### EXERCISE PROMPT:
The full data, repeated exactly, is the only answer needed.

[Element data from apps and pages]
______
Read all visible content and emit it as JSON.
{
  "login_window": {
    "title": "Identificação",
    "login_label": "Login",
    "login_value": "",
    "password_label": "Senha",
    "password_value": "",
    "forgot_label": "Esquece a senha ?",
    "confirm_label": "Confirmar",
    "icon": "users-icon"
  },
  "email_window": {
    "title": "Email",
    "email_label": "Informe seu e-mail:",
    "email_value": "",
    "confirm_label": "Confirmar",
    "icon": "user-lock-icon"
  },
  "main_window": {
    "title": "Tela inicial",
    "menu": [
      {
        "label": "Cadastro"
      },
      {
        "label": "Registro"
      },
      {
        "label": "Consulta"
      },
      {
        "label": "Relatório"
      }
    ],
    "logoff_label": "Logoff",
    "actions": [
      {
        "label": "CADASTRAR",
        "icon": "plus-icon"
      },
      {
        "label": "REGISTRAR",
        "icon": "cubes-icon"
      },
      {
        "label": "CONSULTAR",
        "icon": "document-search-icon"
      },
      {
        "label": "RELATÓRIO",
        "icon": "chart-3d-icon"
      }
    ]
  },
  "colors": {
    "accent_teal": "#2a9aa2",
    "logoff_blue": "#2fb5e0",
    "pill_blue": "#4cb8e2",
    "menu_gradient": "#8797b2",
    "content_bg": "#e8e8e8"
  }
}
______
### SOLUTION FOR THIS EXERCISE:
Read all visible content and emit it as JSON.
{
  "login_window": {
    "title": "Identificação",
    "login_label": "Login",
    "login_value": "",
    "password_label": "Senha",
    "password_value": "",
    "forgot_label": "Esquece a senha ?",
    "confirm_label": "Confirmar",
    "icon": "users-icon"
  },
  "email_window": {
    "title": "Email",
    "email_label": "Informe seu e-mail:",
    "email_value": "",
    "confirm_label": "Confirmar",
    "icon": "user-lock-icon"
  },
  "main_window": {
    "title": "Tela inicial",
    "menu": [
      {
        "label": "Cadastro"
      },
      {
        "label": "Registro"
      },
      {
        "label": "Consulta"
      },
      {
        "label": "Relatório"
      }
    ],
    "logoff_label": "Logoff",
    "actions": [
      {
        "label": "CADASTRAR",
        "icon": "plus-icon"
      },
      {
        "label": "REGISTRAR",
        "icon": "cubes-icon"
      },
      {
        "label": "CONSULTAR",
        "icon": "document-search-icon"
      },
      {
        "label": "RELATÓRIO",
        "icon": "chart-3d-icon"
      }
    ]
  },
  "colors": {
    "accent_teal": "#2a9aa2",
    "logoff_blue": "#2fb5e0",
    "pill_blue": "#4cb8e2",
    "menu_gradient": "#8797b2",
    "content_bg": "#e8e8e8"
  }
}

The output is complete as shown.